Some of these controls were adjusted by the introduction of a proxy for the foreign exchange limitation or dummy variable for imports of intermediate goods, but they are evidently not sufficient to capture all the effects of controls.
That is, the direct linkage between NF and B; the indirect linkage between TM and NF(B); IMi and NF(B); IMc and NF(B); Y and Yms; C/TM and m.
Deviation from the output of the base run is measured in percentage terms.
We refrain from making any judgments concerning which policy in a global sense would be most effective, since effectiveness would vary according to the magnitude of the policy package, the range in which the magnitude can change, and the initial condition.
This is done by raising the actual values of import prices by 10 per cent for the period of simulation. In addition, the net foreign assets position of the central bank at the beginning of the simulation period is also increased by 10 per cent to reflect the increased value in terms of the local currency.
In the remainder of this section, an increase (+) or a decrease (−) refers to the position of the simulation results relative to the output of the “base run.”
The increase in the net foreign assets position results in an increase in the base money; however, because of a decline in the money multiplier, the stock of money decreases.

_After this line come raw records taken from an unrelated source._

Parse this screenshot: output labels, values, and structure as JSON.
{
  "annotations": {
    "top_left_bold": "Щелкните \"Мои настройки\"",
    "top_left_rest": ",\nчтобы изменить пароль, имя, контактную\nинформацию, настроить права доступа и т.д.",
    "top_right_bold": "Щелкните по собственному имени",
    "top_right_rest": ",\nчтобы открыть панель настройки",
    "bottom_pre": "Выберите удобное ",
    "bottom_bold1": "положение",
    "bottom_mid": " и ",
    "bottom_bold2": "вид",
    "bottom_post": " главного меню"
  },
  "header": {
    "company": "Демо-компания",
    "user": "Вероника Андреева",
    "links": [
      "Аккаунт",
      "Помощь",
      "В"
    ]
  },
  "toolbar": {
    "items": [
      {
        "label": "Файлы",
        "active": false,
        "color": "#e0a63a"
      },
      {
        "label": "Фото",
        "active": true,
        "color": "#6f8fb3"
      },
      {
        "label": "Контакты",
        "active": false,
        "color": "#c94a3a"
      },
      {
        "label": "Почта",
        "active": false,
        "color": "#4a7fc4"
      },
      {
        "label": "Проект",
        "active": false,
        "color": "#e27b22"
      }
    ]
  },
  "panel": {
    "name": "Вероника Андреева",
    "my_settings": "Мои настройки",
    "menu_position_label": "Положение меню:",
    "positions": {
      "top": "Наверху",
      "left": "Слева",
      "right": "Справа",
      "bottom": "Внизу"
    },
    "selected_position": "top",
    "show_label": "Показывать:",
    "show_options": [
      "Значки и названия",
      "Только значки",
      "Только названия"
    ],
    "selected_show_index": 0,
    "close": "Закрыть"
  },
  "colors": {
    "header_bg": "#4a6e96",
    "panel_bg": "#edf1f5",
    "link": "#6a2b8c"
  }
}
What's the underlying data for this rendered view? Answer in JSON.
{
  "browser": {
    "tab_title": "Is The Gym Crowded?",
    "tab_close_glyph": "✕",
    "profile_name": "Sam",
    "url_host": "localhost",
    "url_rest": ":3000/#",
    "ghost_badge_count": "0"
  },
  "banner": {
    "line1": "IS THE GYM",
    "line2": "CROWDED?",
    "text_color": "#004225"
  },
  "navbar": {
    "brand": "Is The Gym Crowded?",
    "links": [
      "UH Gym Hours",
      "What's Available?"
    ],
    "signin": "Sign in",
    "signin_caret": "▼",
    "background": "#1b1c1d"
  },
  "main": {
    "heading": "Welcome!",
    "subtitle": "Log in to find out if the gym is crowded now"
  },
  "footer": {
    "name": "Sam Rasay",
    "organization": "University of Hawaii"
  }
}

Some explanation for the negative elasticity of real income with respect to the exchange rate changes is in order. In this model, there is no automatic mechanism by which the depreciation of the currency affects the exports. The exports are determined by the demand condition of the rest of the world. Only to the extent that the depreciation induces changes in the general price level does it give rise to an increase in export receipts in local currency. Therefore, the effects of the depreciation on the economy are felt only through changes in imports and net foreign assets.
It can also be said that the Korean economy tends to be influenced even more by changes in import prices.

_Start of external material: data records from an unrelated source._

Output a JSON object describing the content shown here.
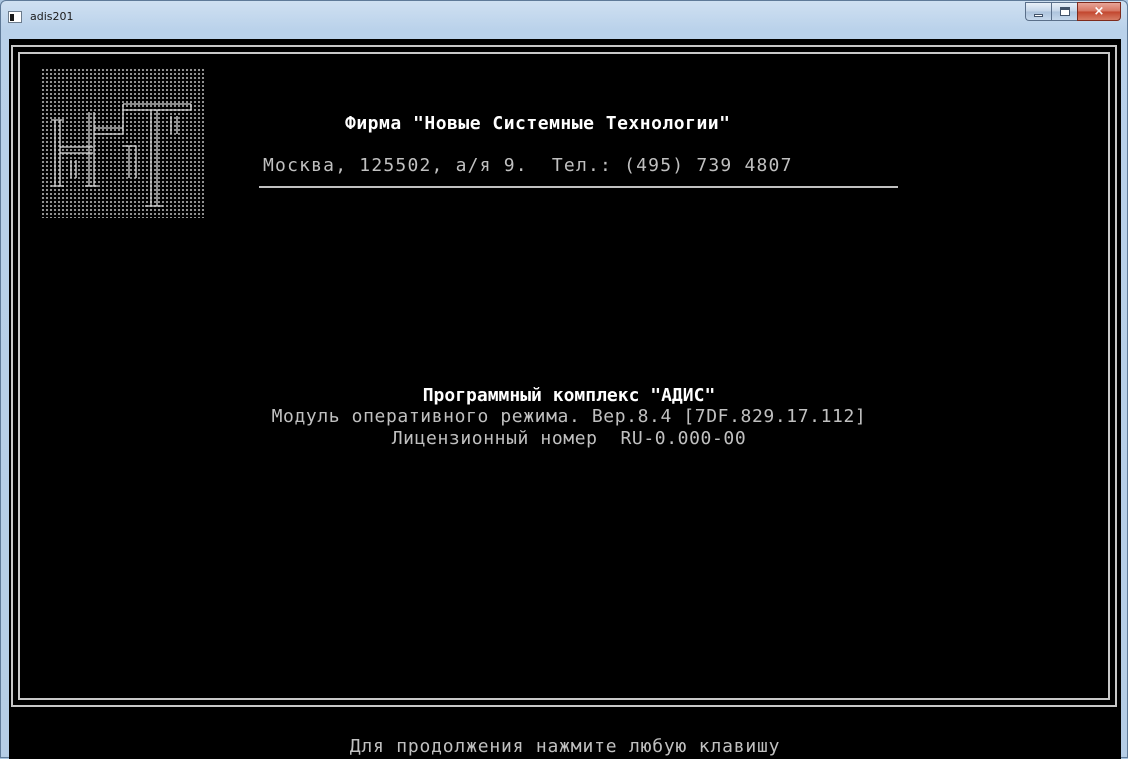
{
  "window": {
    "title": "adis201",
    "minimize_icon": "minimize-icon",
    "maximize_icon": "maximize-icon",
    "close_glyph": "×"
  },
  "console": {
    "logo_icon": "nst-logo-icon",
    "company_name": "Фирма \"Новые Системные Технологии\"",
    "address": "Москва, 125502, а/я 9.  Тел.: (495) 739 4807",
    "product_title": "Программный комплекс \"АДИС\"",
    "module_line": "Модуль оперативного режима. Вер.8.4 [7DF.829.17.112]",
    "license_line": "Лицензионный номер  RU-0.000-00",
    "status_prompt": "Для продолжения нажмите любую клавишу"
  },
  "colors": {
    "console_background": "#000000",
    "console_text": "#c0c0c0",
    "highlight_text": "#ffffff",
    "frame": "#c8c8c8",
    "titlebar": "#b9d1ea"
  }
}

Elasticity of a variable with respect to the stock of money can be obtained by dividing the elasticities of the variable with respect to policy instruments by the elasticities of the stock of money with respect to the corresponding policy instruments.
There is no guarantee that the four policy instruments are sufficient to reach the four, or even three, policy targets in this nonlinear system. If we find that the policy goals are not achieved by these instruments for one reason or another (say, political constraint), additional policy instruments must be included. For example, wage rate and (net) foreign capital inflow would be good candidates for additional instruments in our model.
This index alone is not a good indicator over a long period of time, but it seems sufficient for the purpose of determining general fluctuations within one year.